- PROMPT
Return only those lines of the listing that hold the word "Vale".

[DATA SECTION Boundary: Start]

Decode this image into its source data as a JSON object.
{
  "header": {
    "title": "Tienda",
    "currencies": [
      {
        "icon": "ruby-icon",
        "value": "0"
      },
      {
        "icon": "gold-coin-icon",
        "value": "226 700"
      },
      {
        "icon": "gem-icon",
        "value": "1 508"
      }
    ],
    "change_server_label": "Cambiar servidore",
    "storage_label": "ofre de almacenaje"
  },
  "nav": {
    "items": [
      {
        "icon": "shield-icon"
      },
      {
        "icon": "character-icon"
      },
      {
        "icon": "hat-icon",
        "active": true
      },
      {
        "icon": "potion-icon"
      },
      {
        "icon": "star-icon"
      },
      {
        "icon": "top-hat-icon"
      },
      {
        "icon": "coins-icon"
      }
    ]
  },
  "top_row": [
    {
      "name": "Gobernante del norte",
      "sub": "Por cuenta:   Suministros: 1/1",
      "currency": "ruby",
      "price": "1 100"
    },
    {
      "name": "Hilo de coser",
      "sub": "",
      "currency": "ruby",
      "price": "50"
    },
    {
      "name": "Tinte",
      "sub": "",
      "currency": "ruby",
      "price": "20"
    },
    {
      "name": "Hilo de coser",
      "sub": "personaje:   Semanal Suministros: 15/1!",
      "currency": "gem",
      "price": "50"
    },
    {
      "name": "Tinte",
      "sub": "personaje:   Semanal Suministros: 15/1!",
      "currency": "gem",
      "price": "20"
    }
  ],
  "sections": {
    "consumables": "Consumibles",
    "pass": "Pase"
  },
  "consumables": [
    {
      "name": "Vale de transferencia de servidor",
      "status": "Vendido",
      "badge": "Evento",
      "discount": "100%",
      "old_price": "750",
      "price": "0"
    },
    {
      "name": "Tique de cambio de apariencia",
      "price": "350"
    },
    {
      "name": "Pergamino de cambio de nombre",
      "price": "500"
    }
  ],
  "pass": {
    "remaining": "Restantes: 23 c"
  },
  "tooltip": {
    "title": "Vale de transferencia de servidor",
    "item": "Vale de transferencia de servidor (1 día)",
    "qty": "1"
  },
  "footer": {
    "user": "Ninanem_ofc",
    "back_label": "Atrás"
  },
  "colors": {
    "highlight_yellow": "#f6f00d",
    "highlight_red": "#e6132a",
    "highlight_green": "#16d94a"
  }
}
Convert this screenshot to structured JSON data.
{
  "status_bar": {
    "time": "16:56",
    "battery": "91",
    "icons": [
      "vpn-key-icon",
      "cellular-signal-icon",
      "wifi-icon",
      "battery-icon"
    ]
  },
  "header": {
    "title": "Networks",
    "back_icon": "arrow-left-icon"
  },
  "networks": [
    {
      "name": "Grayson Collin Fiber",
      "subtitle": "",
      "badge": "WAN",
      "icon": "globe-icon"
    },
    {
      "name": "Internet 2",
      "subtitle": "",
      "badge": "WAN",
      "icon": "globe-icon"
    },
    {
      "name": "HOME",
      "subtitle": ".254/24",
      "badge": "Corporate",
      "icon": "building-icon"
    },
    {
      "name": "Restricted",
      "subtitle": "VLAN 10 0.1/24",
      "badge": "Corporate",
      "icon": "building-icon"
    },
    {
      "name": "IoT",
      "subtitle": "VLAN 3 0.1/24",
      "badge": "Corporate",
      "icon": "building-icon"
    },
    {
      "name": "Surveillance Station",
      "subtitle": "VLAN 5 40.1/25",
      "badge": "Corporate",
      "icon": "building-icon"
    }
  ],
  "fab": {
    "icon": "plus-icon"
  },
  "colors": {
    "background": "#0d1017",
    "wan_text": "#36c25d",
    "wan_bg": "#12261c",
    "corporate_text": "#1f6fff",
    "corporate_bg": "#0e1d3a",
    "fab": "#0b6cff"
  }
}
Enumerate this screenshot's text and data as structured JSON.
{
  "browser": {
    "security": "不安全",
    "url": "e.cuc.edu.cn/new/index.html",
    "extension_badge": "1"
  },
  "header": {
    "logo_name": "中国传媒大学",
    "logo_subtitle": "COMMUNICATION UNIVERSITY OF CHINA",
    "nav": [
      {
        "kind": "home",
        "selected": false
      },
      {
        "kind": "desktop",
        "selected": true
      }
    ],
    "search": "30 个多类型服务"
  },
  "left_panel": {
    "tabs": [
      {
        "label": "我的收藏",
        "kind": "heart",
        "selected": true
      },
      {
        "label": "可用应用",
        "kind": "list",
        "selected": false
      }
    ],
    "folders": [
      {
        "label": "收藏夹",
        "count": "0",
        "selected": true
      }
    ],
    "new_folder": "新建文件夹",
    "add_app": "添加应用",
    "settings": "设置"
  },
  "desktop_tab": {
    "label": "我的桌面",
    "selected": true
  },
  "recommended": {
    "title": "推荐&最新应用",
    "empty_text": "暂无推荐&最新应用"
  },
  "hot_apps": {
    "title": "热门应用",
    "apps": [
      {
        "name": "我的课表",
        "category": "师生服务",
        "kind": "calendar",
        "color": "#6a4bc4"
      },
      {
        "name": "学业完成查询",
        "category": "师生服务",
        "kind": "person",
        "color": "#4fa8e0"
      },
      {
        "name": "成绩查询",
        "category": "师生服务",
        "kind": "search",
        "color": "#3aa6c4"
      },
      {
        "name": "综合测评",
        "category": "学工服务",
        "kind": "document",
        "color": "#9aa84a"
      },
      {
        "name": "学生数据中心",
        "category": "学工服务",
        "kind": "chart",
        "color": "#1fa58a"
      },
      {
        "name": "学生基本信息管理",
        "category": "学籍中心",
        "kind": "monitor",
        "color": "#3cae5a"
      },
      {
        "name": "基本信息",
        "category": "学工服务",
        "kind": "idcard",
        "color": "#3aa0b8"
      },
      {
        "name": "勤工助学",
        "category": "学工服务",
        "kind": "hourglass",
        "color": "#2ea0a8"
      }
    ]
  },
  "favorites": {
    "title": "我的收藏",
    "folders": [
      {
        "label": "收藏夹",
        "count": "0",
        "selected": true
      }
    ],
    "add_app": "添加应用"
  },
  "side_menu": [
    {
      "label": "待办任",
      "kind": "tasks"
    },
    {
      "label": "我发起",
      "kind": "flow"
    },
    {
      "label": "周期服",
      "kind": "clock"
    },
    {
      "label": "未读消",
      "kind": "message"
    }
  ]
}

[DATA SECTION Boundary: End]

- ANSWER SECTION
      "name": "Vale de transferencia de servidor",
    "title": "Vale de transferencia de servidor",
    "item": "Vale de transferencia de servidor (1 día)",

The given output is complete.